Once they have expressed their concerns, help employees realize automation and digitization can be a catalyst for their own personal and professional development. They are a key ingredient to the company’s success, and central to the transformation. As I said before, the team already in place is in the best position to automate processes and understand best where to create efficiencies.

Q. What advantages do you see in adopting a platform approach to digitization?

If you have a disconnected system, it increases costs. Adopting a platform approach is finically savvy, but there are additional considerable benefits. Taking the platform approach creates significantly more efficiency from a data and process perspective. Leveraging a platform allows for the interconnectivity needed for executing processes, saving time, resourcing materials and supporting central activities that are essential to running the business.

A platform approach allows for a common set of knowledge to be shared across your teams, partners, and throughout the organization.
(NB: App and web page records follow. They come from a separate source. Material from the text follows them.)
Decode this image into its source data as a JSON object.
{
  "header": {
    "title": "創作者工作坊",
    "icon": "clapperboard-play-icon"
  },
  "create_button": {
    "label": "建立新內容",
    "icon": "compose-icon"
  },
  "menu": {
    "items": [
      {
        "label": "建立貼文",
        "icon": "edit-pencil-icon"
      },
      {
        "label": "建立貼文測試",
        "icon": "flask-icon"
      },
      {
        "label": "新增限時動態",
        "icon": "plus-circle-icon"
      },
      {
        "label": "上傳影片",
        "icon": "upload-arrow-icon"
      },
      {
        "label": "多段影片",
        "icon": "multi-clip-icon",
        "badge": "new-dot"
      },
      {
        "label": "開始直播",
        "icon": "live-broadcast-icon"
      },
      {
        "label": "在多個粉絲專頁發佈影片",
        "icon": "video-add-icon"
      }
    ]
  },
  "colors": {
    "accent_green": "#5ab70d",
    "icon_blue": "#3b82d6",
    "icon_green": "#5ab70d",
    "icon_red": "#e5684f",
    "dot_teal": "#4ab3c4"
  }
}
The interconnectivity that’s only possible through a platform helps deliver the best possible experience for employees, partners, and ultimately your end customer.

In the life sciences world, a patient may be your end customer, and while they may not see all that goes on in production, they can have peace of mind knowing you have delivered a life-saving product of the highest possible quality.

Q. Based on your experience, can the advantages of automation and digitization create a competitive edge for manufacturing companies?

Automation and digitization can bring a significant competitive edge. With the increased efficiency and cost savings, you see faster time to market in a cost-effective way.

Because I believe automation and digitization enhances workers, the employees who have been given an opportunity to grow and thrive become invested in the organization’s success. This investment leads to higher retention rates of motivated employees who reach for higher goals, which pushes the company to a higher place as well. As employees innovate, the company becomes more innovative. All these elements generate a lot of excitement, and people are proud to come to work every day. A strong company culture gets created, and it becomes possible to recruit the very best talent.

At the end of the day, automation and digitization are the building blocks for enhancing employees by allowing them to innovate, create, and use their gifts. They have a more fulfilling work experience, and when employees thrive, so does the business.


Dale Thompson - Profile PictureDale Thompson is a content marketing specialist at MasterControl’s headquarters in Salt Lake City, Utah. Her areas of expertise are pharmaceuticals and manufacturing. Thompson’s varied career includes extensive work in grant writing and journalism as well as crafting content to highlight the work of biology professors and paleontologists. She has a bachelor’s degree from Evergreen State College and a master’s degree in professional communication from Westminster College.


mikeMichael Ferletic is the President and Chief Executive Officer of Enterey Life Sciences Consulting, with more than 25 years of management consulting experience in the life sciences industry. He has worked with numerous clients to design and implement integrated business processes and systems with a primary focus in manufacturing and quality operations. Prior to launching Enterey, Mike was a Senior Manager in the Life Sciences Practice of Cap Gemini Ernst & Young (CGE&Y / EY), based in Irvine, CA and Indianapolis, IN. He holds a bachelor’s degree from the University of Notre Dame, and is a graduate of the Goldman Sachs 10,000 Small Businesses program.